Dragon Dynasty has pulled out all the stops with this two-disc Ultimate Edition. Starting with a top-notch audiovisual presentation, they also throw in a second disc full of interesting extras.
The video on this disc looks fantastic. Despite the length of the film and rendering difficulties presented by elements like explosions, Invisible Target is free of print and compression problems. The Cantonese audio track lacked a little of the bottom-end oomph I would have expected, but it had no trouble with all the noise and dialogue. The subtitles were also clear and easy to follow, with no long gaps or garbled sentences.
While the target may be invisible, the supplements on these two discs are not. On the first disc we get a commentary by a number of the actors (with moderator Bey Logan) as well as a making of documentary. The commentary is a relaxed affair, as Bey prods each of the actors to reveal their experiences filming Invisible Target. When the actors are quiet, Bey fills in the gaps by discussing the history of Hong Kong cinema. All the participants can be overwhelming, but it's a strong track. The documentary is standard fare, featuring lots of clips, behind-the-scenes footage, and interviews with the cast and crew. My favorite part was learning the original title (The Core of Men), although some of the shots of Hong Kong ran a close second.

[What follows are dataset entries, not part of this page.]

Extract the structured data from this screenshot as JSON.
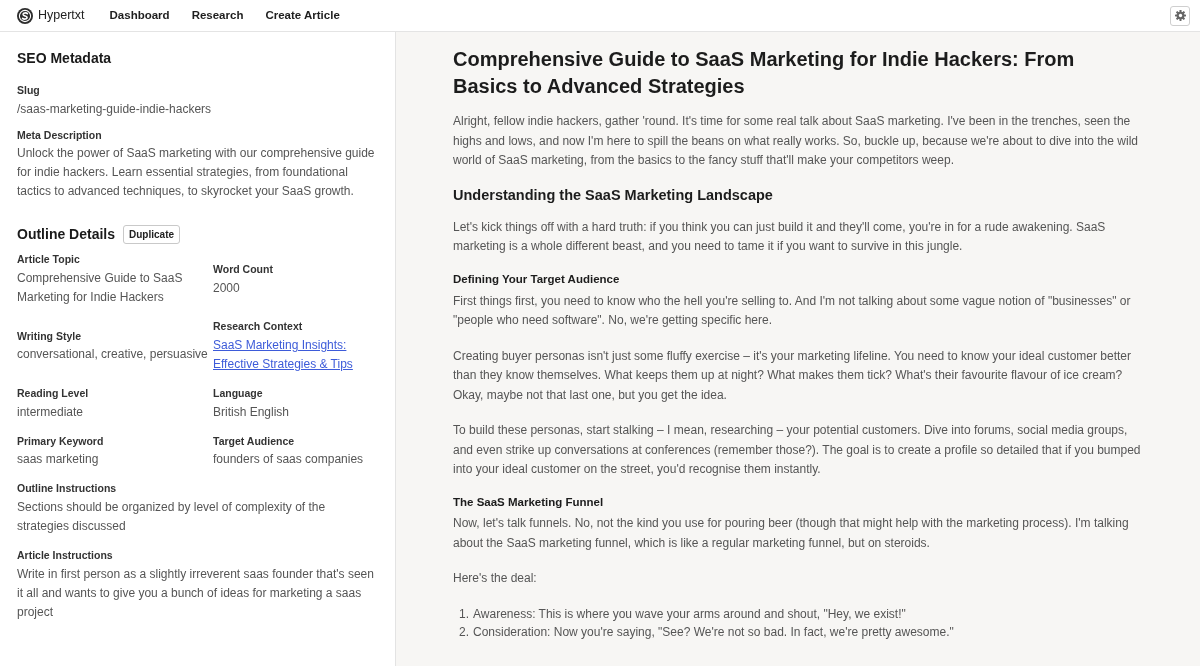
{
  "navbar": {
    "brand": "Hypertxt",
    "links": [
      {
        "label": "Dashboard"
      },
      {
        "label": "Research"
      },
      {
        "label": "Create Article"
      }
    ]
  },
  "seo_metadata": {
    "title": "SEO Metadata",
    "fields": [
      {
        "label": "Slug",
        "value": "/saas-marketing-guide-indie-hackers",
        "kind": "text"
      },
      {
        "label": "Meta Description",
        "value": "Unlock the power of SaaS marketing with our comprehensive guide for indie hackers. Learn essential strategies, from foundational tactics to advanced techniques, to skyrocket your SaaS growth.",
        "kind": "text"
      }
    ]
  },
  "outline_details": {
    "title": "Outline Details",
    "action": "Duplicate",
    "rows": [
      {
        "fields": [
          {
            "label": "Article Topic",
            "value": "Comprehensive Guide to SaaS Marketing for Indie Hackers",
            "kind": "text"
          },
          {
            "label": "Word Count",
            "value": "2000",
            "kind": "text"
          }
        ]
      },
      {
        "fields": [
          {
            "label": "Writing Style",
            "value": "conversational, creative, persuasive",
            "kind": "text"
          },
          {
            "label": "Research Context",
            "value": "SaaS Marketing Insights: Effective Strategies & Tips",
            "kind": "link"
          }
        ]
      },
      {
        "fields": [
          {
            "label": "Reading Level",
            "value": "intermediate",
            "kind": "text"
          },
          {
            "label": "Language",
            "value": "British English",
            "kind": "text"
          }
        ]
      },
      {
        "fields": [
          {
            "label": "Primary Keyword",
            "value": "saas marketing",
            "kind": "text"
          },
          {
            "label": "Target Audience",
            "value": "founders of saas companies",
            "kind": "text"
          }
        ]
      },
      {
        "fields": [
          {
            "label": "Outline Instructions",
            "value": "Sections should be organized by level of complexity of the strategies discussed",
            "kind": "text"
          }
        ]
      },
      {
        "fields": [
          {
            "label": "Article Instructions",
            "value": "Write in first person as a slightly irreverent saas founder that's seen it all and wants to give you a bunch of ideas for marketing a saas project",
            "kind": "text"
          }
        ]
      }
    ]
  },
  "article": {
    "title": "Comprehensive Guide to SaaS Marketing for Indie Hackers: From Basics to Advanced Strategies",
    "blocks": [
      {
        "kind": "paragraph",
        "text": "Alright, fellow indie hackers, gather 'round. It's time for some real talk about SaaS marketing. I've been in the trenches, seen the highs and lows, and now I'm here to spill the beans on what really works. So, buckle up, because we're about to dive into the wild world of SaaS marketing, from the basics to the fancy stuff that'll make your competitors weep."
      },
      {
        "kind": "heading",
        "text": "Understanding the SaaS Marketing Landscape"
      },
      {
        "kind": "paragraph",
        "text": "Let's kick things off with a hard truth: if you think you can just build it and they'll come, you're in for a rude awakening. SaaS marketing is a whole different beast, and you need to tame it if you want to survive in this jungle."
      },
      {
        "kind": "subheading",
        "text": "Defining Your Target Audience"
      },
      {
        "kind": "paragraph",
        "text": "First things first, you need to know who the hell you're selling to. And I'm not talking about some vague notion of \"businesses\" or \"people who need software\". No, we're getting specific here."
      },
      {
        "kind": "paragraph",
        "text": "Creating buyer personas isn't just some fluffy exercise – it's your marketing lifeline. You need to know your ideal customer better than they know themselves. What keeps them up at night? What makes them tick? What's their favourite flavour of ice cream? Okay, maybe not that last one, but you get the idea."
      },
      {
        "kind": "paragraph",
        "text": "To build these personas, start stalking – I mean, researching – your potential customers. Dive into forums, social media groups, and even strike up conversations at conferences (remember those?). The goal is to create a profile so detailed that if you bumped into your ideal customer on the street, you'd recognise them instantly."
      },
      {
        "kind": "subheading",
        "text": "The SaaS Marketing Funnel"
      },
      {
        "kind": "paragraph",
        "text": "Now, let's talk funnels. No, not the kind you use for pouring beer (though that might help with the marketing process). I'm talking about the SaaS marketing funnel, which is like a regular marketing funnel, but on steroids."
      },
      {
        "kind": "paragraph",
        "text": "Here's the deal:"
      },
      {
        "kind": "list",
        "items": [
          {
            "marker": "1.",
            "text": "Awareness: This is where you wave your arms around and shout, \"Hey, we exist!\""
          },
          {
            "marker": "2.",
            "text": "Consideration: Now you're saying, \"See? We're not so bad. In fact, we're pretty awesome.\""
          }
        ]
      }
    ]
  }
}
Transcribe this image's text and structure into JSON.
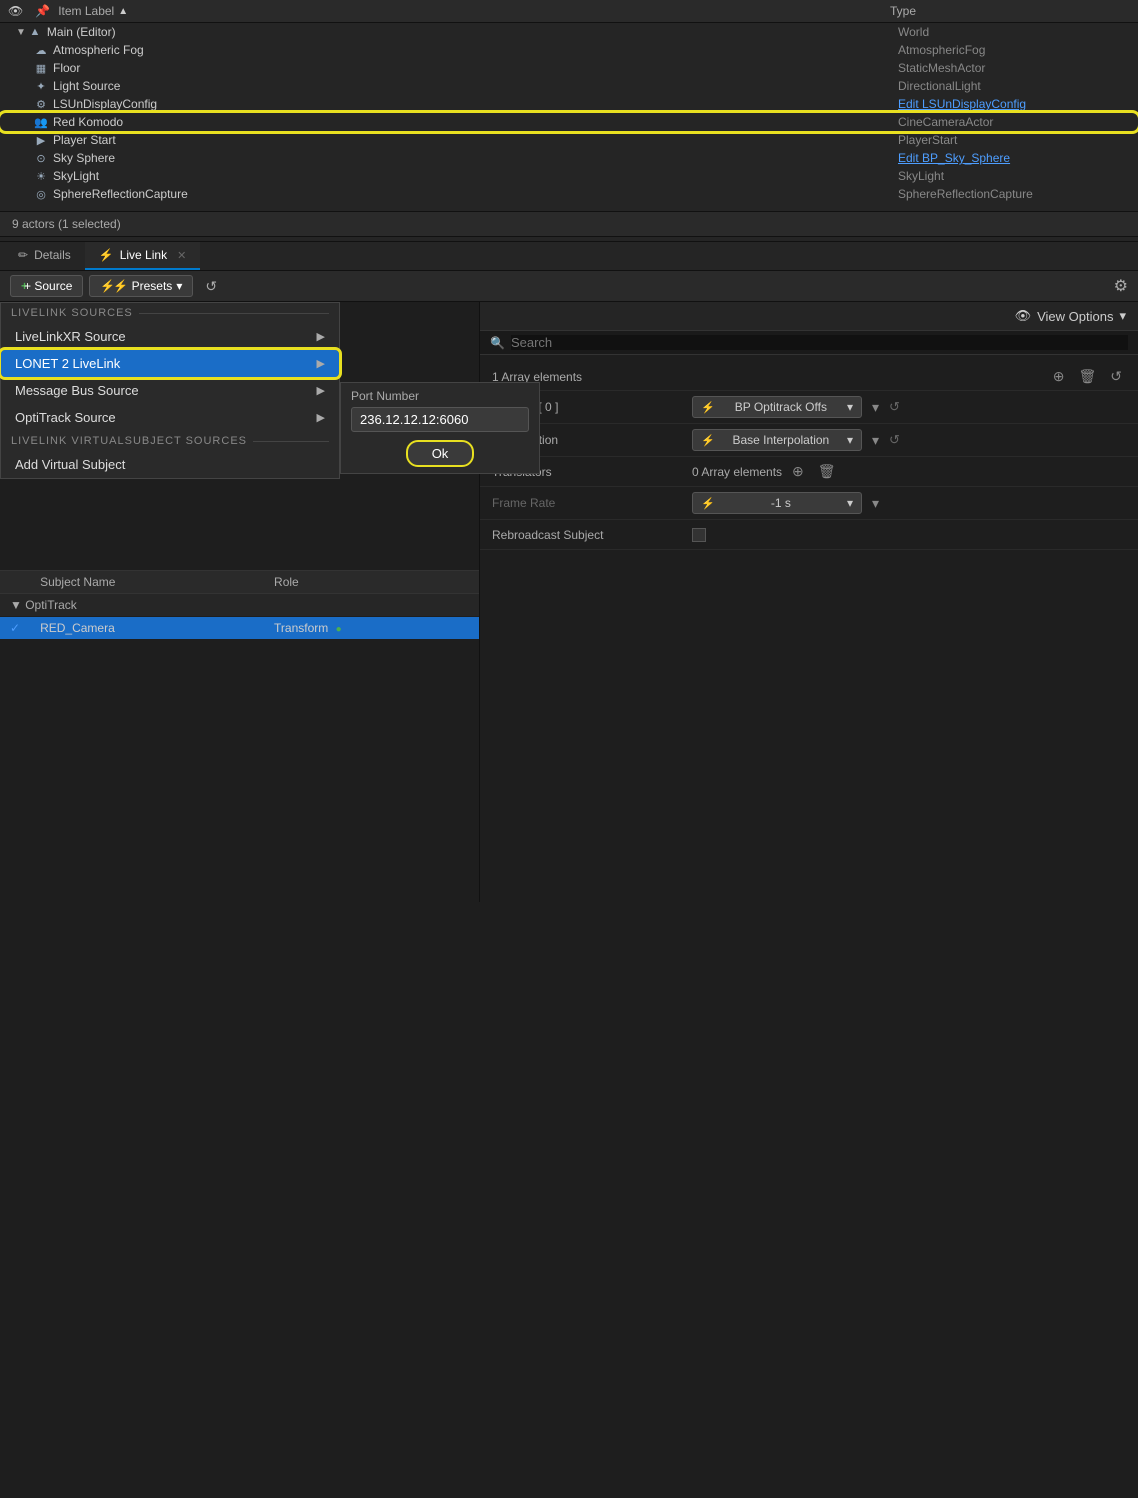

The second disc is divided up into interviews, deleted and extended scenes, and featurettes. The interviews are substantial, and include more input from director Benny Chan, as well as discussions with most of the main actors in the film. The deleted and extended scenes flesh out the already long movie, and feature comments by the director. He discusses the meaning and purpose of the scenes, as well as why they were cut. The first of the featurettes covers the action of Invisible Target, with a good look at the stunts and effects. The second is a standard storyboard comparison, while the third focuses on the premiere of the film.
The Rebuttal Witnesses
I have no doubt that Invisible Target is an above-average action film. However, I am less sure about what keeps the film from being a great action flick. Part of it is certainly the long runtime. At over two hours, the film feels a little bloated and drags just a little bit in between plot points. Another issue is certainly the presence of three main characters. The need to treat all of them equally slows things down a little and doesn't allow the audience to get behind a single protagonist.
Invisible Target is the kind of Hong Kong action film that knows its strengths, delivering an interesting plot and loads of violence. Although it can't be included in the ranks of the great HK films, action fans are encouraged to give this film a shot. This overflowing Ultimate Edition set from Dragon Dynasty makes Invisible Target an easy recommendation.
I'm not sure how you say it in Cantonese, but Invisible Target is not guilty.
Give us your feedback!
What's "fair"? Whether positive or negative, our reviews should be unbiased, informative, and critique the material on its own merits.
Scales of Justice
Studio: Genius Products
• Audio Commentary with Actors Jaycee Chan, Shawn Yue, Andy On, and Hong Kong Cinema Expert Bey Logan
Review content copyright © 2008 Gordon Sullivan; Site design and review layout copyright © 2014 Verdict Partners LLC. All rights reserved.